Reading strategies I: Degrees of reading
Anyone contemplating doctoral studies should first read this little book by the French literature professor Pierre Bayard called How To Talk About Books You Haven’t Read. The book is a provocation (a point that many reviews promptly missed) – but extremely good in reminding us that reading is a problematic activity, and one that should be embraced as such. There is no thing as “having read a book”, Bayard argues, because of the subjectivity of the reading process and the uniqueness of interpretive communities. We talk around books that we know but haven’t read, skim selectively, forget randomly and fuse what we remember together with ideas, dreams, and anxieties that are unique to us, the readers. This is a point that most humanities scholars easily accept when analyzing others,but is less often thought of in terms of personal practice.
Here are a couple of examples that are of particular relevance to those us who read for a living:
“Being cultivated is a matter not of having read any book in particular, but of being able to find your bearings within books as a system, which requires you to know that they form a system and to be able to locate each element in relation to the others.”
Bayard uses Joyce’s Ulysses as an example, but historians might substitute Joyce for Braudel, political scientists for Habermas, sociologists for Bourdieu, and so on. I am quite sure that every discipline has someone who is a really big deal, but is 80% of the time read through secondary works, summaries and reviews.
“[T]he books we talk about are only glancingly related to “real” books—indeed, what else would we expect?—and are often no more than screen books. Or, if you prefer, what we talk about is not the books themselves, but substitute objects we create for the occasion.”
Indeed, is this not the one of the more common ways of relating your work to other scholarship? As much as we would like to take others’ works in their own terms, this can only be done to a limit, because no other scholar has precisely the same questions as you. So what often ends up happening is that we excerpt them, read and interpret them selectively, and set them up as foils for our own arguments.
Bayard also asks what to make of the problem that all reading is – by the nature of our memory – transitory.
“We do not retain in memory complete books identical to the books remembered by everyone else, but rather fragments surviving from partial readings, frequently fused together and further recast by our private fantasies.”
Indeed, for doctoral students, nowhere does this become more apparent than during that ultimate rite of initiation, the year-long process of general exams reading.
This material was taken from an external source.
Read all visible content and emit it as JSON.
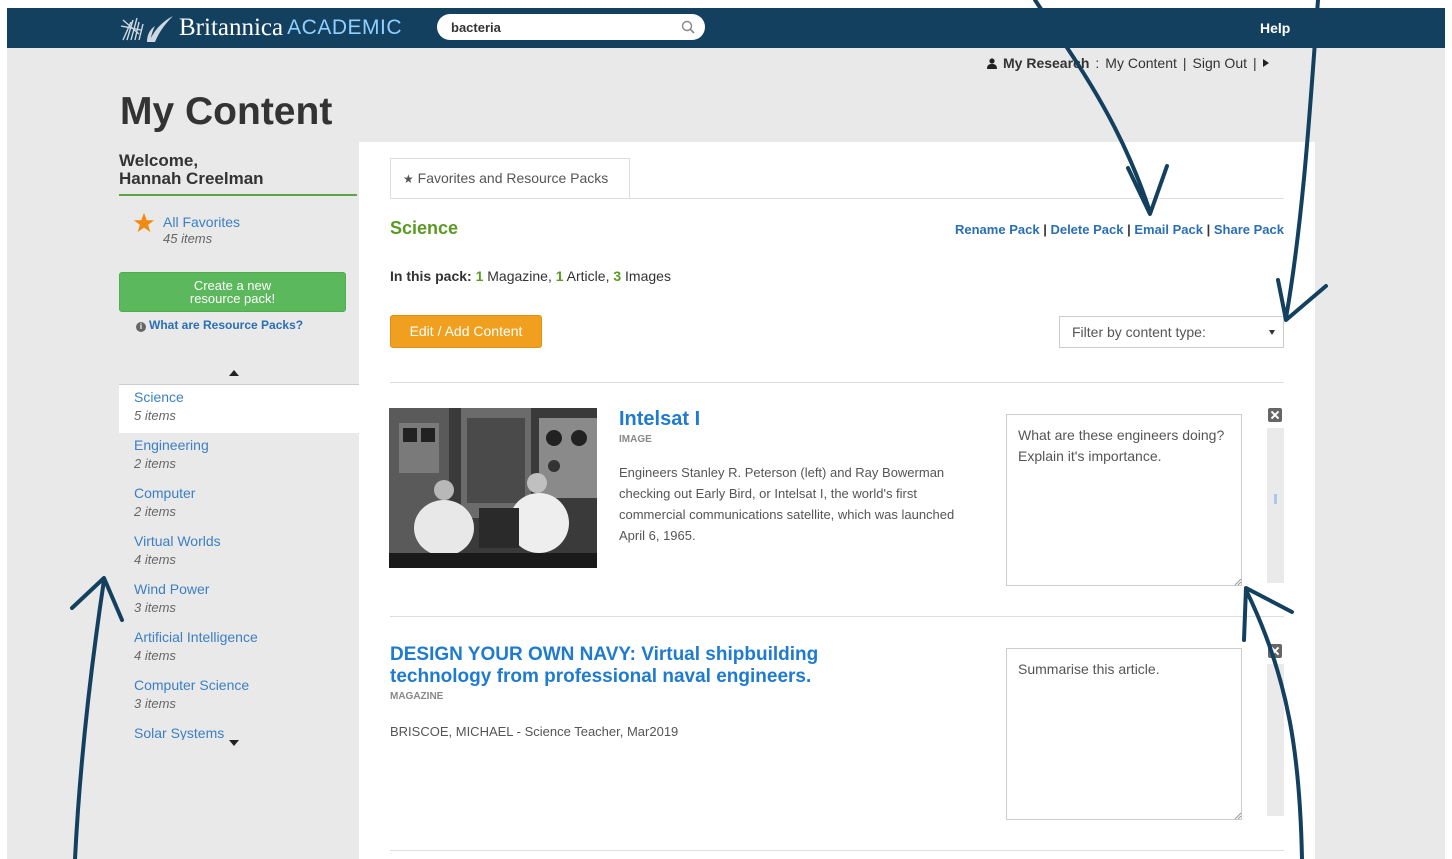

If you are required to “read” 150+ books over the course of a year, in addition to all your other work, the ease with which you forget their contents, even after taking copious notes and writing outlines can feel quite traumatic. The process is often quite inexplicable – two books can be equally fascinating, equally well-written and compelling, yet one of you can forget overnight while fragments of the other one remain forever logded in your brain.
The point is not that “reading” a book is a completely futile activity and that anything goes (that most common misreading [he-he] of postmodernism). Still, to be super practical about this, if we own the fact that reading is a problematic process, if we know to expect lapses of memory, fragmentary impressions, and impressions formed from reading around a book, then perhaps we can let go of that perennial anxiety of “not having done the reading” (one that remains acute long into the latter stages of the degree) – and start talking about reading as a dynamic, flexible and even fun process.
The next couple of posts will be about that.